When we got to church, Grant went in to find someone who could translate for us for Svetlana, to see if she wanted me to go with her to Sunday School - since this was her first time there. When Grant had gone in, he felt someone tap him on the was a very familiar face! When I turned around as Grant came out - he said - look who I was Sasha! Our friend who use to run the EEO camps when we went before and who had stayed with us a few years back on her visit to the U.S.! We were all in tears to see each other again. She doesn't even live in Poltava but in Kiev. She had come in early for something else she was handling this week. She had asked why we were here, and when we told her we were adopting she was in tears again and we were able to introduce her to our daughter. God is soooooo good! We hope to be able to get with her in Kiev when we go back and spend some time with her.

On the way home, we stopped at the park in the square, because we had seen some really cute things there before. We let her take a ride in one of the powered cars. She picked the one like a big stuffed dog! I would stay off the road while she's driving though! Then we let her pick out a balloon/toy and she picked a cow, which she has now named Dasha. So all they way back to the orphanage she was telling us all about her cow and the good milk it gives. The rest of the day, she had it with her everywhere and was showing everybody her cow! She took it for a walk, and made sure it was fed by grazing in the yard by the playground.

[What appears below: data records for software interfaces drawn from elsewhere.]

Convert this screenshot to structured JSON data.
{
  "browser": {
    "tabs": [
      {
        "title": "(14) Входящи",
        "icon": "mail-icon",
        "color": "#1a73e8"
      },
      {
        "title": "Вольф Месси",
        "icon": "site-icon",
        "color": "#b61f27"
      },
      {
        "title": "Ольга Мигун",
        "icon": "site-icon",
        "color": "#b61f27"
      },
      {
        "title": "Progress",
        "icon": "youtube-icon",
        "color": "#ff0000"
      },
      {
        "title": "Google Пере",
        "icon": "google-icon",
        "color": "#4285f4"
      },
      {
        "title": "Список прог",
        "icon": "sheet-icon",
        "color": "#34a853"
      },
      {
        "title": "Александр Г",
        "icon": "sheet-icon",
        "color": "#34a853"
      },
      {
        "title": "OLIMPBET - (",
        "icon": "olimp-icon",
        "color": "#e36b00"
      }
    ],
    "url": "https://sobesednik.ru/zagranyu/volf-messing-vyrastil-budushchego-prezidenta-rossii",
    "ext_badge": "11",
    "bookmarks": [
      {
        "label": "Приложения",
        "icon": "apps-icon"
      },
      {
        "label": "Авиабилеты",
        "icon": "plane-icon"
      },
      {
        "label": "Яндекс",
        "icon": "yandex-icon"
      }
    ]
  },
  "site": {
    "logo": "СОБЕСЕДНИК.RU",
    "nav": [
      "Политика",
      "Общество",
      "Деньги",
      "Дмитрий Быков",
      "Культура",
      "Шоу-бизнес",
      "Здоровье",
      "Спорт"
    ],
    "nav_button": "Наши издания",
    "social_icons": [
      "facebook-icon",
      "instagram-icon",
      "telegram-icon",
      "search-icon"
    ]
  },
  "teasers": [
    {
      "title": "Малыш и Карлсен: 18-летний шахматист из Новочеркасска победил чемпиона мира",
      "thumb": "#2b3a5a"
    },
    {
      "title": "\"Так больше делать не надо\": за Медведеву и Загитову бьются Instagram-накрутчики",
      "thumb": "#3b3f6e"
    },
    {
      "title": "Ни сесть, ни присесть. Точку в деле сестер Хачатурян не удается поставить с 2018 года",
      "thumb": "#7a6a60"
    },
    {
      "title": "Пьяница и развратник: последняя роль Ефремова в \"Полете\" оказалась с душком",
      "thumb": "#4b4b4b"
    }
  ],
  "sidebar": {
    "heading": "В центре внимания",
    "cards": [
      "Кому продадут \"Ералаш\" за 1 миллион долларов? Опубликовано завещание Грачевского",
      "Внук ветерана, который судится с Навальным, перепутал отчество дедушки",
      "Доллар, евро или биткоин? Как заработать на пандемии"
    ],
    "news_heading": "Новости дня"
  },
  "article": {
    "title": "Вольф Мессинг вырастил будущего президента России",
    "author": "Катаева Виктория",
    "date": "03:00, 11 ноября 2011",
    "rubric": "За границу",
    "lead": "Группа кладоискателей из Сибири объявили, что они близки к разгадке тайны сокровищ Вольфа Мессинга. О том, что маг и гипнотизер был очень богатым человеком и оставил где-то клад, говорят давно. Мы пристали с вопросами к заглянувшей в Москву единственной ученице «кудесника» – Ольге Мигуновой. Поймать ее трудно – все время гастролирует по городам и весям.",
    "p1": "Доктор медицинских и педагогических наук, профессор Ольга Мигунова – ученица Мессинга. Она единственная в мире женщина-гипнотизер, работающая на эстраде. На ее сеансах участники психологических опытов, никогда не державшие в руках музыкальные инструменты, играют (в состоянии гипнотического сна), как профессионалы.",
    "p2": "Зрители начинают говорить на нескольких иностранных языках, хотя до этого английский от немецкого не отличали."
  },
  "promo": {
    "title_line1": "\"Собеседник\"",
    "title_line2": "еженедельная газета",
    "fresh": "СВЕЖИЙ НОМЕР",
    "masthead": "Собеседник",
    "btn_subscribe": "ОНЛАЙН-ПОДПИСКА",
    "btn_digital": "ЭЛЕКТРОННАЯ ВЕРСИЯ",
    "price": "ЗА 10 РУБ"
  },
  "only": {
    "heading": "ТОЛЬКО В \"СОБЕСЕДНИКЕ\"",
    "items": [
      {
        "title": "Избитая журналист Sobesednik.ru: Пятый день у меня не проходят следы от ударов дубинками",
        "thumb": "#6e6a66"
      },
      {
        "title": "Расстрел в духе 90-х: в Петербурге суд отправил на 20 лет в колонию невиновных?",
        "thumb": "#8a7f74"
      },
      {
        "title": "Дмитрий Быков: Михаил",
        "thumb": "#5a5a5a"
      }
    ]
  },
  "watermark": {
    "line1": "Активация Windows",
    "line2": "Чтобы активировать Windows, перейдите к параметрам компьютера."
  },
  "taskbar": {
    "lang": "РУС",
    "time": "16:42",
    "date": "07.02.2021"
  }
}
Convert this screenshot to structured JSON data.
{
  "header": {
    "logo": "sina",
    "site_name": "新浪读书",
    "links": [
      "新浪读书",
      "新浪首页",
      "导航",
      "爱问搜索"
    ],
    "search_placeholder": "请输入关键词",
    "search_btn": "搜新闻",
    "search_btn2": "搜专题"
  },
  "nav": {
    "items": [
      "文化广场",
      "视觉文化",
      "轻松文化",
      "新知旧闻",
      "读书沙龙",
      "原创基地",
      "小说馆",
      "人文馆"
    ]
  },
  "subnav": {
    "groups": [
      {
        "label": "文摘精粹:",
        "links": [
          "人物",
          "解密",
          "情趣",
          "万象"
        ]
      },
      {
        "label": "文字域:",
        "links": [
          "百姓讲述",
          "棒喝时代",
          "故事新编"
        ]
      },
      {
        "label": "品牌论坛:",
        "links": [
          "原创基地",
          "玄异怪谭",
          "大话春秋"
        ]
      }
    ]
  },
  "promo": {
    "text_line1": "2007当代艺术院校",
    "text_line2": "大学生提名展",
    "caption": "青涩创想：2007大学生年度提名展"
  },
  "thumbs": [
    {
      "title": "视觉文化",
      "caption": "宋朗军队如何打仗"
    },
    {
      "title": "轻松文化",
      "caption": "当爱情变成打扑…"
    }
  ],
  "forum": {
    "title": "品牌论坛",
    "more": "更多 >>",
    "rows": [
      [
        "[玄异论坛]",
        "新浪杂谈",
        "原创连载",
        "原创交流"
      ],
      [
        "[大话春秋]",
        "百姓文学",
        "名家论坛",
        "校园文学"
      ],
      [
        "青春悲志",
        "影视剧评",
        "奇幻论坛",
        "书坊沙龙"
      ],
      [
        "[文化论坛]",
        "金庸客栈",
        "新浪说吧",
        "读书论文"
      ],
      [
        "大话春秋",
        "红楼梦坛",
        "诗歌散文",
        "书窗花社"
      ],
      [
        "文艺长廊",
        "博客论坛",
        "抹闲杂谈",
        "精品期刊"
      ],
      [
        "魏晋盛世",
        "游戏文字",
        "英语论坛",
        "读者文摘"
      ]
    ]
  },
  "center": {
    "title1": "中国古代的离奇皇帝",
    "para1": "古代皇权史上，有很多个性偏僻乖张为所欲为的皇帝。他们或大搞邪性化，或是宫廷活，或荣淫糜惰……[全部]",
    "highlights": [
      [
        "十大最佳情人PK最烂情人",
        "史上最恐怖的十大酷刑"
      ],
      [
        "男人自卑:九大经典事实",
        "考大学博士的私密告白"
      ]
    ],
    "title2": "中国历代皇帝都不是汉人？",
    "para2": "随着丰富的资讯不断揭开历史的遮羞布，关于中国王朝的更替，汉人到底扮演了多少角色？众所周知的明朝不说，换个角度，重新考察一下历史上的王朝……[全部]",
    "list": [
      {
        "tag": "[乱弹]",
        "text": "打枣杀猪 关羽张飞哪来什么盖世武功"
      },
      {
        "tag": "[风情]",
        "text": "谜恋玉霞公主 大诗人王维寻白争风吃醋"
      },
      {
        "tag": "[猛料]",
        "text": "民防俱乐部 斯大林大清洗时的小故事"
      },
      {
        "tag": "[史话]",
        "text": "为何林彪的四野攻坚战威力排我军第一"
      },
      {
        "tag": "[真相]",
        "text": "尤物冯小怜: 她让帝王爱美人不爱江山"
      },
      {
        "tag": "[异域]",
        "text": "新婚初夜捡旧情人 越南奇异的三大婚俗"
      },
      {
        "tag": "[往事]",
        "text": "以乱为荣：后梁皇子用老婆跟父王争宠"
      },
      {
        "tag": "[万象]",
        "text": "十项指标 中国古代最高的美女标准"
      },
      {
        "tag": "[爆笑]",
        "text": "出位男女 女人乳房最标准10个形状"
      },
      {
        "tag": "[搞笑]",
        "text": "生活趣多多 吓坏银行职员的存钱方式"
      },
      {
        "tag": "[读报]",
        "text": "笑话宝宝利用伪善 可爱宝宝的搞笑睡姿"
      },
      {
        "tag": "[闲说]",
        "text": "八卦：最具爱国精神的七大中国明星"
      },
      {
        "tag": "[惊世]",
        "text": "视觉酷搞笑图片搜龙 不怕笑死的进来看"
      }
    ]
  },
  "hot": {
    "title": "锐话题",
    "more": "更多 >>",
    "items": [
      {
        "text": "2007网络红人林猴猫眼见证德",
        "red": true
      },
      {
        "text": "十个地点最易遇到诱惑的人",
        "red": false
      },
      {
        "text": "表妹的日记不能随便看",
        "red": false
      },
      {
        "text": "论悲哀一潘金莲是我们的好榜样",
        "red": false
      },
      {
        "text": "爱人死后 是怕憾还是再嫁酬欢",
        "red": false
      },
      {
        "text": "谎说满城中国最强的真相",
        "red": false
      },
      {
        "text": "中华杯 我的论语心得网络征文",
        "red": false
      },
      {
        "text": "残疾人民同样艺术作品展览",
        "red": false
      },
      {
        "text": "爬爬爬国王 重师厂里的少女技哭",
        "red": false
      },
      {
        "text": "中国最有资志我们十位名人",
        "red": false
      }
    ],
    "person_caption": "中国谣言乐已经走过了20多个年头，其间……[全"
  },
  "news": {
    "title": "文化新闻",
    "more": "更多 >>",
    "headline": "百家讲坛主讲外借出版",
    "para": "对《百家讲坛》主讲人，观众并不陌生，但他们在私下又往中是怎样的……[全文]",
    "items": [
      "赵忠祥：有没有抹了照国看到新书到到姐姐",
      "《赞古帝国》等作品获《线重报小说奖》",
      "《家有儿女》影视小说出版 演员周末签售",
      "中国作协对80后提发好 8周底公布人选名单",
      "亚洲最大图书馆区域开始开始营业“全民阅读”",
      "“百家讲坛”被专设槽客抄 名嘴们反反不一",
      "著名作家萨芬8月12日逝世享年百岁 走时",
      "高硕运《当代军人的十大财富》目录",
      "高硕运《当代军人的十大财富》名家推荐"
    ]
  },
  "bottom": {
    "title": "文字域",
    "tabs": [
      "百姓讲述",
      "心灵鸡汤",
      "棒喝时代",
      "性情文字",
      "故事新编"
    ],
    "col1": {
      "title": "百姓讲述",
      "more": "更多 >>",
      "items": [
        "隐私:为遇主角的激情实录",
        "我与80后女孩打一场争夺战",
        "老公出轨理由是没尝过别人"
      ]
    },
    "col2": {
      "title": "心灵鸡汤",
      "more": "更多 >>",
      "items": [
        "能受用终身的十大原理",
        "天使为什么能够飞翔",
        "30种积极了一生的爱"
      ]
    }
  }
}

We are in day 3 of our 10 day wait before we have full custody of her. So sometime next week we will be going back to Kiev, visit the Embassy, and then hopefully on to the EEO camp for a couple of days before our scheduled return.

COMEDY CENTRAL (we have joked with Sergei, so feel we are safe...)

1. In America, we say - everything tastes like chicken
In Ukraine, the chicken tastes like beef ("Is it chicken or is it beef? We call it chow!)

2. How many Ukrainians does it take if you want to purchase a loaf of bread? 4
One to tell you what line to stand in
One to ask you what kind of bread
One to take your money
and one to give you your bread

3. How do you mow a lawn in Ukraine?
You pull the lawmower behind you while smoking a cigarette

4. What do little Ukrainian girls like on their peanut butter sandwich?
Salami (Fu! - translation - Yuck!) - (Yes - she really likes this)

5. How do you know when a Ukrainian translator has been in the refrigerator late at night?
The cheese has teeth marks on it and the mayo is half gone

Yes - we are having a lot of fun and have a translator with a great sense of humour!